AmCham China | November 2012
Op-ed: The Right Time for a Bilateral Investment Treaty
Published in Caijing bilingual annual issue, Forecasts and Strategies, November 2012
By Ted Dean, chairman, AmCham China
A bilateral investment treaty should be high on the list of trade priorities for political leaders in the US and China.
Of late, there have been frustrations among businesspeople in both countries. The Chinese media paid close attention when a US Congressional Committee report took issue with two Chinese telecommunications providers. Heated rhetoric from US political candidates also received a great deal of coverage here.
At the same time, foreign investors in China voice growing concerns about policies that skew the playing field against them. Many believe that China has not advanced beyond its original WTO-era commitments to open markets and liberalize the economy.
Against this backdrop, a bilateral investment treaty would underscore each side’s commitment to fair treatment of the other.
From a Chinese perspective, such an agreement – which would need ratification by the US Senate — could serve to increase confidence for Chinese firms investing in the US. In fact, America’s laws and regulations are remarkably welcoming to foreign investors. Chinese investors are often surprised to learn that a greenfield investment in the US requires no government approvals. There are no joint venture requirements; there is no investment catalogue with prohibited sectors.
Yet at a time of lingering misperceptions, a bilateral commitment to cross-Pacific investment would help bolster confidence that the US welcomes Chinese enterprise.
Despite the alarmist headlines, Chinese FDI in the US is already growing rapidly, and we see an ever-growing stream of US governors and mayors traveling to China, eager to solicit investments for their home states or cities. Chinese investments in the US had already topped $6 billion as of the third quarter of 2012 – a record number, according to research firm the Rhodium Group.
As an example of myth versus reality, consider the example of CNOOC, which in China has come to symbolize the risks of investing in the US. True, a high-profile American acquisition bid by the company faltered in 2005. But since 2009 CNOOC has invested billions of dollars in energy projects in the US. Indeed, CNOOC is now a multi-billion dollar example of just how receptive the US is to investment from China.
Meanwhile, as more Chinese companies go global, it is increasingly important that China’s trading partners perceive it as a nation committed to treating foreign companies fairly on its home turf. Progress on market reforms in China has slowed in the past five years. We hope that a bilateral investment treaty would invigorate efforts to dismantle market access barriers in China and expand market-based reforms.
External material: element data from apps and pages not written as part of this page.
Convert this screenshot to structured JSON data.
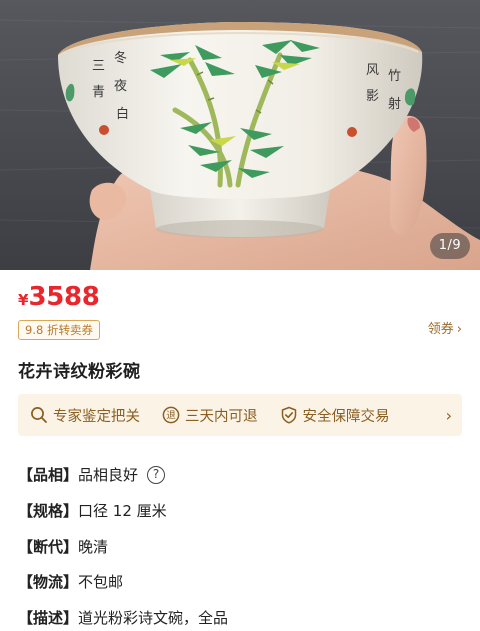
{
  "gallery": {
    "counter": "1/9"
  },
  "price": {
    "currency": "¥",
    "amount": "3588",
    "accent": "#e8262b"
  },
  "coupon": {
    "tag": "9.8 折转卖券",
    "action": "领券"
  },
  "item": {
    "title": "花卉诗纹粉彩碗"
  },
  "guarantees": [
    {
      "icon": "search-icon",
      "label": "专家鉴定把关"
    },
    {
      "icon": "return-icon",
      "label": "三天内可退"
    },
    {
      "icon": "shield-check-icon",
      "label": "安全保障交易"
    }
  ],
  "attributes": [
    {
      "key": "【品相】",
      "value": "品相良好",
      "help": "?"
    },
    {
      "key": "【规格】",
      "value": "口径 12 厘米"
    },
    {
      "key": "【断代】",
      "value": "晚清"
    },
    {
      "key": "【物流】",
      "value": "不包邮"
    },
    {
      "key": "【描述】",
      "value": "道光粉彩诗文碗，全品"
    }
  ],
  "bowl_inscription": [
    "三",
    "冬",
    "青",
    "夜",
    "白",
    "风",
    "竹",
    "影",
    "射"
  ]
}
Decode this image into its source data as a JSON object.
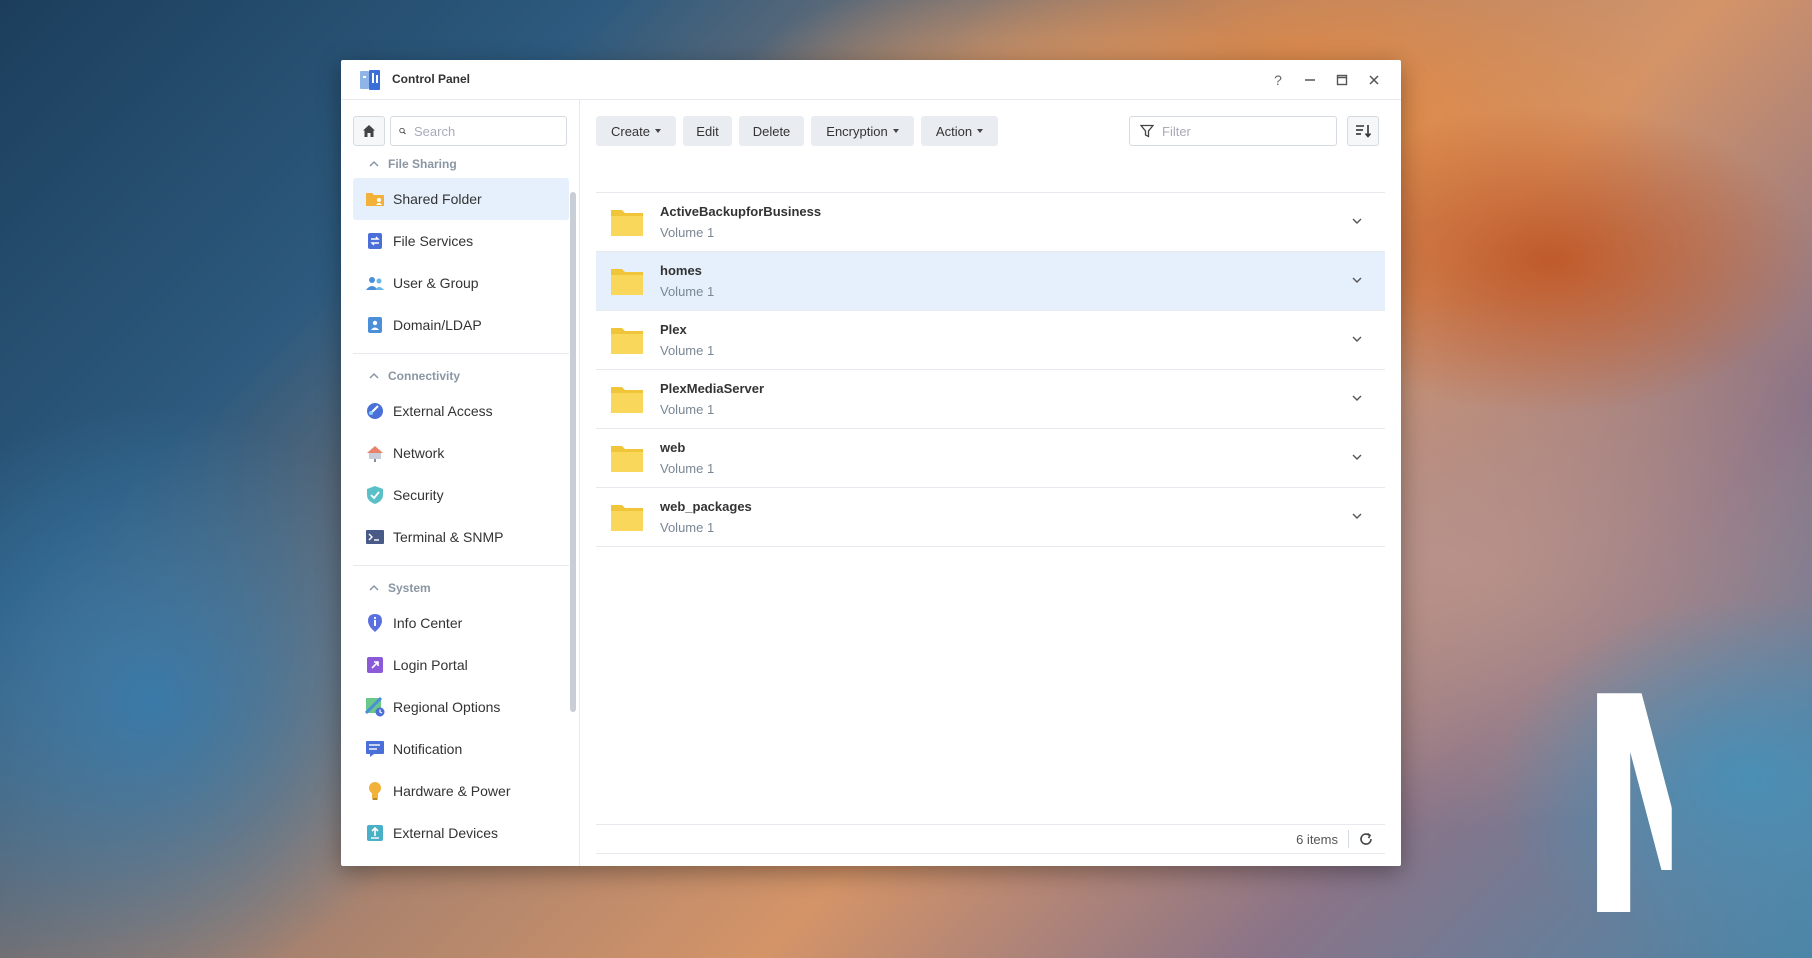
{
  "wallpaper": {
    "logo_text": "M"
  },
  "window": {
    "title": "Control Panel",
    "controls": {
      "help": "?"
    }
  },
  "sidebar": {
    "search_placeholder": "Search",
    "groups": [
      {
        "label": "File Sharing",
        "items": [
          "Shared Folder",
          "File Services",
          "User & Group",
          "Domain/LDAP"
        ]
      },
      {
        "label": "Connectivity",
        "items": [
          "External Access",
          "Network",
          "Security",
          "Terminal & SNMP"
        ]
      },
      {
        "label": "System",
        "items": [
          "Info Center",
          "Login Portal",
          "Regional Options",
          "Notification",
          "Hardware & Power",
          "External Devices"
        ]
      }
    ],
    "active_item": "Shared Folder"
  },
  "toolbar": {
    "create": "Create",
    "edit": "Edit",
    "delete": "Delete",
    "encryption": "Encryption",
    "action": "Action",
    "filter_placeholder": "Filter"
  },
  "folders": [
    {
      "name": "ActiveBackupforBusiness",
      "volume": "Volume 1"
    },
    {
      "name": "homes",
      "volume": "Volume 1"
    },
    {
      "name": "Plex",
      "volume": "Volume 1"
    },
    {
      "name": "PlexMediaServer",
      "volume": "Volume 1"
    },
    {
      "name": "web",
      "volume": "Volume 1"
    },
    {
      "name": "web_packages",
      "volume": "Volume 1"
    }
  ],
  "footer": {
    "count": "6 items"
  },
  "colors": {
    "accent": "#e5f0fc",
    "folder": "#f5cf4f"
  }
}
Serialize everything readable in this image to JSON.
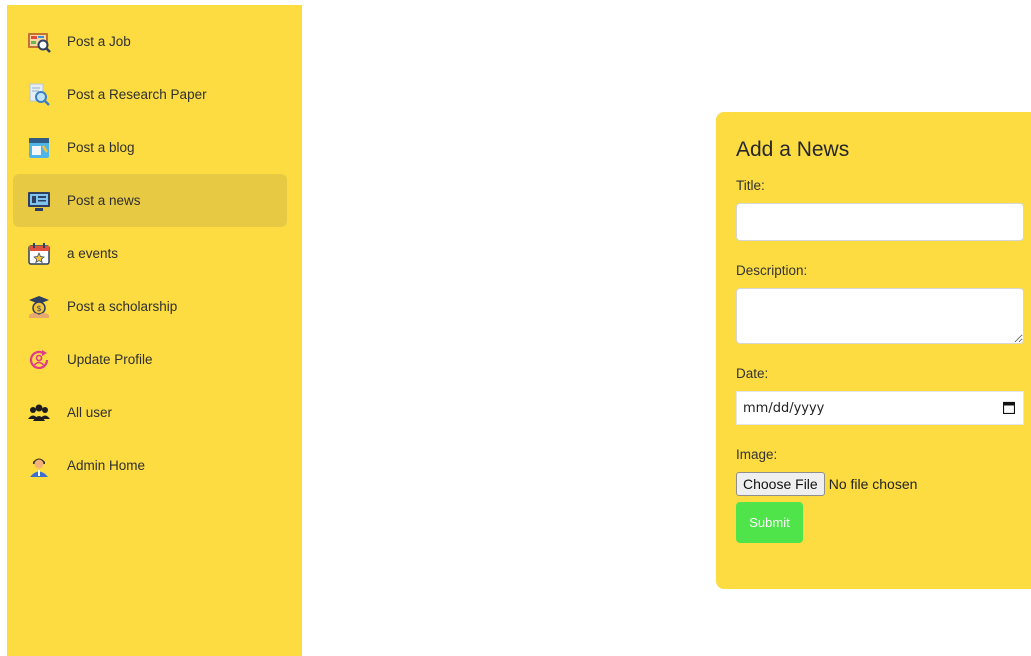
{
  "sidebar": {
    "items": [
      {
        "label": "Post a Job",
        "icon": "job-board-icon"
      },
      {
        "label": "Post a Research Paper",
        "icon": "research-magnifier-icon"
      },
      {
        "label": "Post a blog",
        "icon": "blog-page-icon"
      },
      {
        "label": "Post a news",
        "icon": "news-monitor-icon",
        "active": true
      },
      {
        "label": "a events",
        "icon": "calendar-icon"
      },
      {
        "label": "Post a scholarship",
        "icon": "scholarship-money-icon"
      },
      {
        "label": "Update Profile",
        "icon": "profile-refresh-icon"
      },
      {
        "label": "All user",
        "icon": "users-group-icon"
      },
      {
        "label": "Admin Home",
        "icon": "admin-user-icon"
      }
    ]
  },
  "form": {
    "title": "Add a News",
    "title_label": "Title:",
    "description_label": "Description:",
    "date_label": "Date:",
    "date_placeholder": "mm/dd/yyyy",
    "image_label": "Image:",
    "choose_file_label": "Choose File",
    "no_file_text": "No file chosen",
    "submit_label": "Submit"
  },
  "colors": {
    "panel_yellow": "#fcdc41",
    "active_item": "#e8c944",
    "submit_green": "#4ee44a"
  }
}
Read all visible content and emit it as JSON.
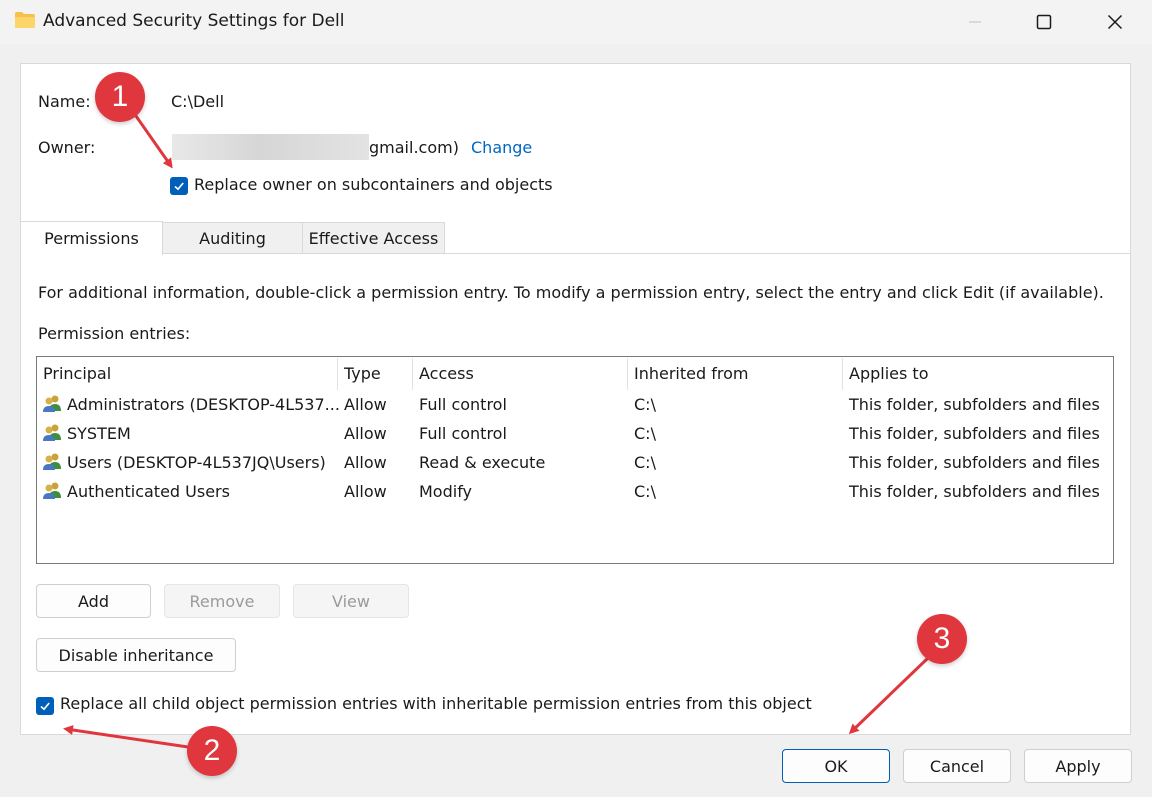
{
  "window": {
    "title": "Advanced Security Settings for Dell",
    "icons": [
      "folder-icon",
      "minimize-icon",
      "maximize-icon",
      "close-icon"
    ]
  },
  "info": {
    "name_label": "Name:",
    "name_value": "C:\\Dell",
    "owner_label": "Owner:",
    "owner_value_visible": "gmail.com)",
    "change_link": "Change",
    "replace_owner_label": "Replace owner on subcontainers and objects",
    "replace_owner_checked": true
  },
  "tabs": [
    {
      "label": "Permissions",
      "active": true
    },
    {
      "label": "Auditing",
      "active": false
    },
    {
      "label": "Effective Access",
      "active": false
    }
  ],
  "permissions": {
    "info_text": "For additional information, double-click a permission entry. To modify a permission entry, select the entry and click Edit (if available).",
    "entries_label": "Permission entries:",
    "columns": [
      "Principal",
      "Type",
      "Access",
      "Inherited from",
      "Applies to"
    ],
    "rows": [
      {
        "principal": "Administrators (DESKTOP-4L537...",
        "type": "Allow",
        "access": "Full control",
        "inherited": "C:\\",
        "applies": "This folder, subfolders and files"
      },
      {
        "principal": "SYSTEM",
        "type": "Allow",
        "access": "Full control",
        "inherited": "C:\\",
        "applies": "This folder, subfolders and files"
      },
      {
        "principal": "Users (DESKTOP-4L537JQ\\Users)",
        "type": "Allow",
        "access": "Read & execute",
        "inherited": "C:\\",
        "applies": "This folder, subfolders and files"
      },
      {
        "principal": "Authenticated Users",
        "type": "Allow",
        "access": "Modify",
        "inherited": "C:\\",
        "applies": "This folder, subfolders and files"
      }
    ],
    "buttons": {
      "add": "Add",
      "remove": "Remove",
      "view": "View",
      "disable_inheritance": "Disable inheritance"
    },
    "replace_child_label": "Replace all child object permission entries with inheritable permission entries from this object",
    "replace_child_checked": true
  },
  "footer": {
    "ok": "OK",
    "cancel": "Cancel",
    "apply": "Apply"
  },
  "annotations": [
    {
      "number": "1"
    },
    {
      "number": "2"
    },
    {
      "number": "3"
    }
  ],
  "colors": {
    "accent": "#005fb8",
    "link": "#0067c0",
    "annotation": "#e0363d"
  }
}
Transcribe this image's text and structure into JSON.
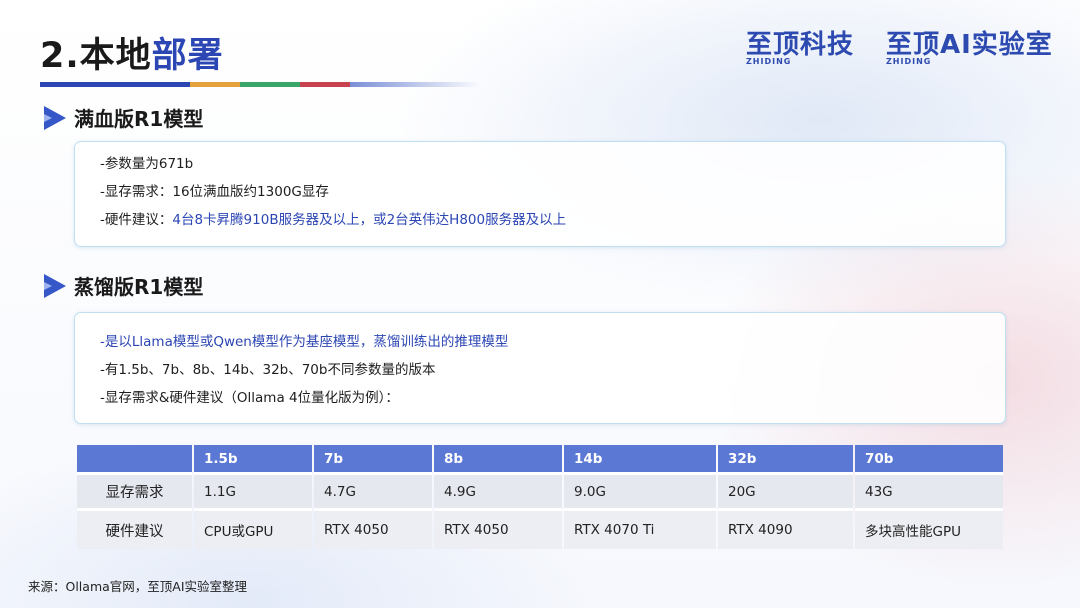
{
  "title": {
    "part1": "2.本地",
    "part2": "部署"
  },
  "logos": [
    {
      "main": "至顶科技",
      "sub": "ZHIDING"
    },
    {
      "main": "至顶AI实验室",
      "sub": "ZHIDING"
    }
  ],
  "colors": {
    "accent": "#2c46b4",
    "table_header": "#5b78d4",
    "box_border": "#bfe0f0"
  },
  "section1": {
    "heading": "满血版R1模型",
    "lines": [
      "-参数量为671b",
      "-显存需求：16位满血版约1300G显存",
      {
        "prefix": "-硬件建议：",
        "highlight": "4台8卡昇腾910B服务器及以上，或2台英伟达H800服务器及以上"
      }
    ]
  },
  "section2": {
    "heading": "蒸馏版R1模型",
    "lines": [
      "-是以Llama模型或Qwen模型作为基座模型，蒸馏训练出的推理模型",
      "-有1.5b、7b、8b、14b、32b、70b不同参数量的版本",
      "-显存需求&硬件建议（Ollama 4位量化版为例）："
    ]
  },
  "table": {
    "headers": [
      "",
      "1.5b",
      "7b",
      "8b",
      "14b",
      "32b",
      "70b"
    ],
    "rows": [
      {
        "label": "显存需求",
        "cells": [
          "1.1G",
          "4.7G",
          "4.9G",
          "9.0G",
          "20G",
          "43G"
        ]
      },
      {
        "label": "硬件建议",
        "cells": [
          "CPU或GPU",
          "RTX 4050",
          "RTX 4050",
          "RTX 4070 Ti",
          "RTX 4090",
          "多块高性能GPU"
        ]
      }
    ]
  },
  "source": "来源：Ollama官网，至顶AI实验室整理"
}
One issue at hand in BIT negotiations is that China has only agreed to equal treatment of foreign investors after they have established operations. China wants to retain a regulatory framework that effectively discriminates against foreign firms before they have even opened for business. For example, if foreign companies want to compete in the automotive sector, they must do a joint venture with a Chinese partner; if they want to set up a securities firm, they must team up with a Chinese company and aren’t allowed to hold a controlling interest, and so on.
For a bilateral treaty to pass muster, we would expect China to adopt the standard approach of market economies including the US: providing equal treatment to foreign and domestic companies, both before and after an investment.
China’s industrial policies were created to further national goals. But in practice, they tend to advance the interests of a small number of powerful state-owned enterprises and state champions. Indeed, it has become a point of some concern among China’s leading economists and thinkers that the nation’s household savings, public lands and other resources have all been leveraged to serve the needs of SOEs, to the detriment of its consumers and private sector.
While this development model for a time appeared congruent with strong economic growth, it is incompatible with the needs of a developed, innovative service economy. As China’s long-term GDP growth has begun to slow against the backdrop of an aging population, many leading domestic economists and thinkers say there is growing urgency for change in the nation’s economic structure.
A bilateral investment treaty would help by generating new momentum to open markets in China and the US. That would allow competition that would boost the quality of goods and services and drive down prices, benefiting consumers. As companies sought ways to differentiate themselves, they would be more likely to invest in R&D and innovate. This market liberalization would enable China to meet some of the important goals outlined in the 12th Five-Year Plan, such as boosting consumption and developing a more innovation-oriented economy. We believe the benefits of a thoughtfully-negotiated US-China trade agreement would be clear for both sides.